A fundamental shift is occurring in neuroscience and related disciplines. In the past, researchers focused on functional specialization of the brain, discovering complex processing strategies based on convergence and divergence in slowly adapting anatomical architectures. Yet for the brain to cope with ever-changing and unpredictable circumstances, it needs strategies with richer interactive short-term dynamics. Recent research has revealed ways in which the brain effectively coordinates widely distributed and specialized activities to meet the needs of the moment. This book explores these findings, examining the functions, mechanisms, and manifestations of distributed dynamical coordination in the brain and mind across different species and levels of organization.
The book identifies three basic functions of dynamic coordination: contextual disambiguation, dynamic grouping, and dynamic routing. It considers the role of dynamic coordination in temporally structured activity and explores these issues at different levels, from synaptic and local circuit mechanisms to macroscopic system dynamics, emphasizing their importance for cognition, behavior, and psychopathology.
About the Editors
Christoph von der Malsburg is Professor and Senior Fellow at the Frankfurt Institute for Advanced Studies (FIAS).
William A. Phillips is Emeritus Professor of Neuropsychology at the University of Stirling and Adjunct Fellow of the Frankfurt Institute for Advanced Studies.
Wolf Singer is Director at the Max Planck Institute for Brain Research in Frankfurt and Founding Director of both the Frankfurt Institute for Advanced Studies and the Ernst Strüngmann Institute for Brain Research.
"Nervous systems do not live by the rate code alone. The ceaseless activities of groups of neurons are choreographed into waves, oscillations, synchronized rhythms, and transient coalitions; it is these that underlie behavior, memory, and conscious perception. This exuberant manifesto masterfully summarizes and reflects upon the relevant evidence of these patterns from all manner of brains, small and large."
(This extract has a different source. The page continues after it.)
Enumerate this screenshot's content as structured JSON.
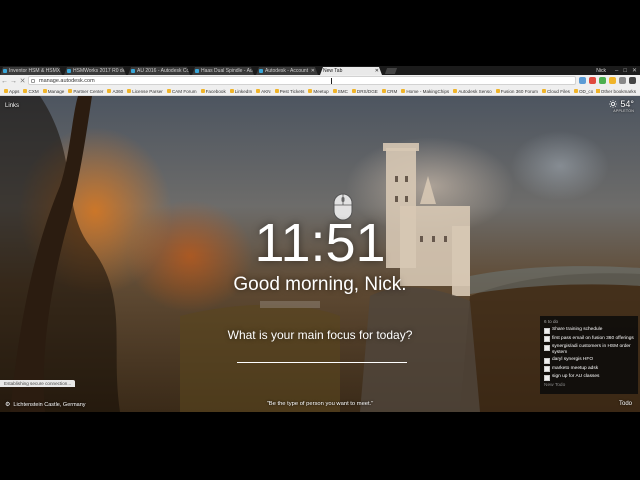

—Christof Koch, Professor of Computation and Neural Systems, California Institute of Technology